But how would “contact tracing” be used and how does it affect personal privacy?
Those are questions from Assemblyman Jamel Holley (D-20th Dist.), vice chair of the Assembly Homeland Security and Domestic Preparedness Committee and member of the Assembly Health Committee, who is calling for in-person public hearings on the topic as soon as New Jersey lifts the ban on public gatherings.
“Contact tracing takes us to an entirely new level of invasiveness, in which we no longer have any control of who has information about us and what that information is being used for,” Holley said.
The problem is that such little information is known, as thousands of contact tracers would fan across the state, mapping the exposure risk between infected individuals and those who come in contact. Holley is concerns about a potential over reach; tracking people’s whereabouts could produce data ripe with potential abuse.
In many cases, contact tracing hinges on mobile applications, which require data from GPS or Bluetooth tracking, following a person’s movement and who they interact with. According to published reports, Apple and Google have paired up to provide software to public health authorities that they claim is sensitive to user privacy and can help automate the notification of people who may have been exposed to COVID-19.
That software relies on Bluetooth, in which public health authorities can make applications that exchange anonymous identifiers between users when they’re a few feet apart from one another. If one user is diagnosed with the virus and inputs it into the app, the other user’s phone will be notified that they came into contact with someone who tested positive. The public health authority that operates the app can then offer more guidance.
Holley said he appreciates any efforts to maintain privacy, but questioned what happens when different states use different applications. Moreover, once companies begin this nationwide roll-out, will they ever stop collecting this data?

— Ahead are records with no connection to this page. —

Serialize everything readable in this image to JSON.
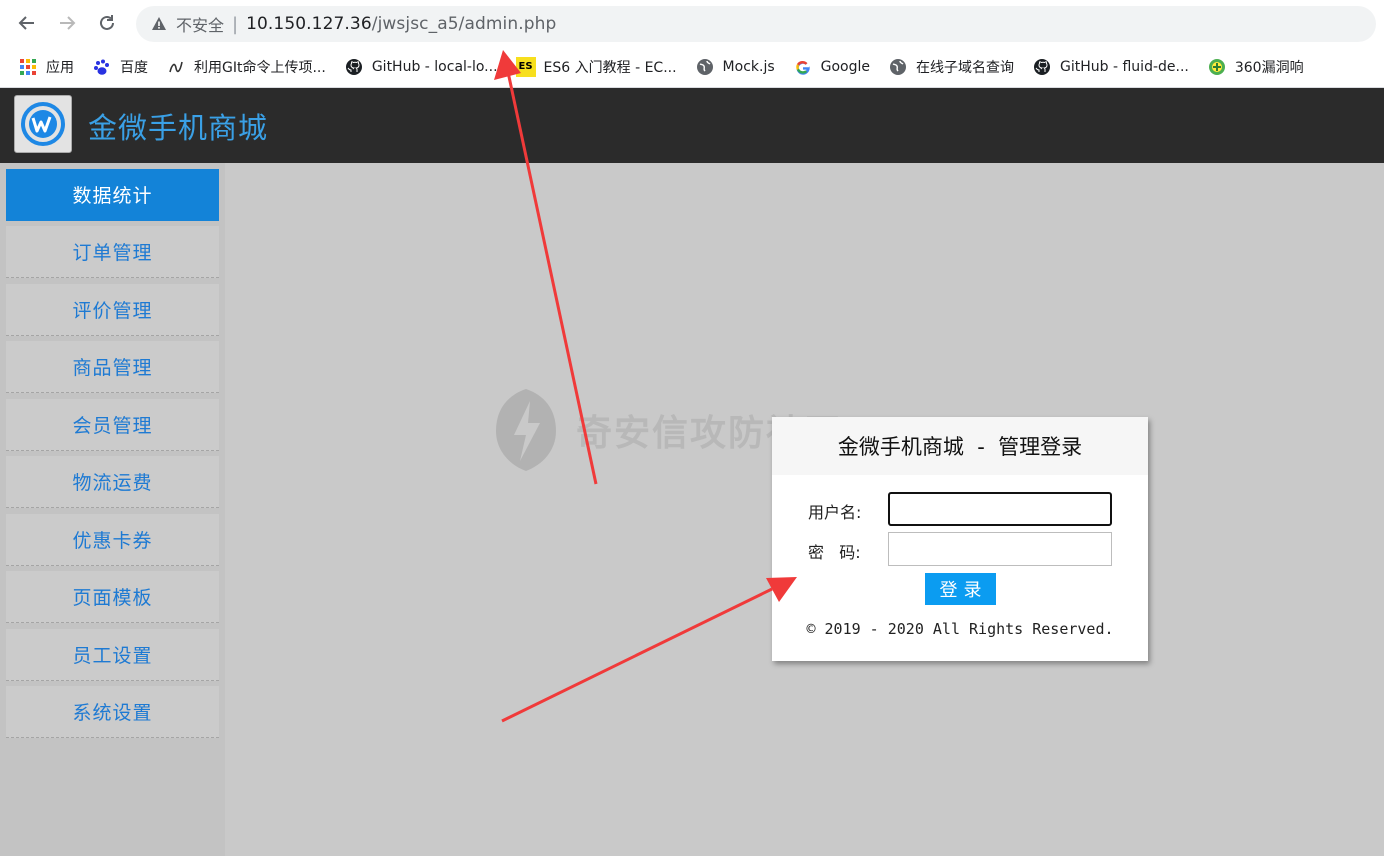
{
  "browser": {
    "not_secure": "不安全",
    "url_host": "10.150.127.36",
    "url_path": "/jwsjsc_a5/admin.php",
    "bookmarks": [
      {
        "label": "应用",
        "icon": "apps-grid-icon"
      },
      {
        "label": "百度",
        "icon": "baidu-paw-icon"
      },
      {
        "label": "利用GIt命令上传项...",
        "icon": "script-icon"
      },
      {
        "label": "GitHub - local-lo...",
        "icon": "github-icon"
      },
      {
        "label": "ES6 入门教程 - EC...",
        "icon": "es-badge-icon"
      },
      {
        "label": "Mock.js",
        "icon": "globe-icon"
      },
      {
        "label": "Google",
        "icon": "google-g-icon"
      },
      {
        "label": "在线子域名查询",
        "icon": "globe-icon"
      },
      {
        "label": "GitHub - fluid-de...",
        "icon": "github-icon"
      },
      {
        "label": "360漏洞响",
        "icon": "360-icon"
      }
    ]
  },
  "header": {
    "title": "金微手机商城"
  },
  "sidebar": {
    "items": [
      {
        "label": "数据统计"
      },
      {
        "label": "订单管理"
      },
      {
        "label": "评价管理"
      },
      {
        "label": "商品管理"
      },
      {
        "label": "会员管理"
      },
      {
        "label": "物流运费"
      },
      {
        "label": "优惠卡券"
      },
      {
        "label": "页面模板"
      },
      {
        "label": "员工设置"
      },
      {
        "label": "系统设置"
      }
    ]
  },
  "watermark": {
    "text": "奇安信攻防社区"
  },
  "login": {
    "title": "金微手机商城  -  管理登录",
    "username_label": "用户名:",
    "username_value": "",
    "password_label": "密   码:",
    "password_value": "",
    "submit_label": "登录",
    "copyright": "© 2019 - 2020 All Rights Reserved."
  },
  "colors": {
    "accent": "#1383d8",
    "header_bg": "#2b2b2b",
    "title_blue": "#3aa0e6",
    "button_blue": "#0b9cf1",
    "arrow_red": "#f03a3a"
  }
}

“My concern is invasive surveillance,” Holley said. “When will it end? Before New Jerseyans and others across the country agree to an initiative that involves the release of their personal information, they need to know what they will be sacrificing. That is why I am calling for these public hearings. We are desperate for more information.”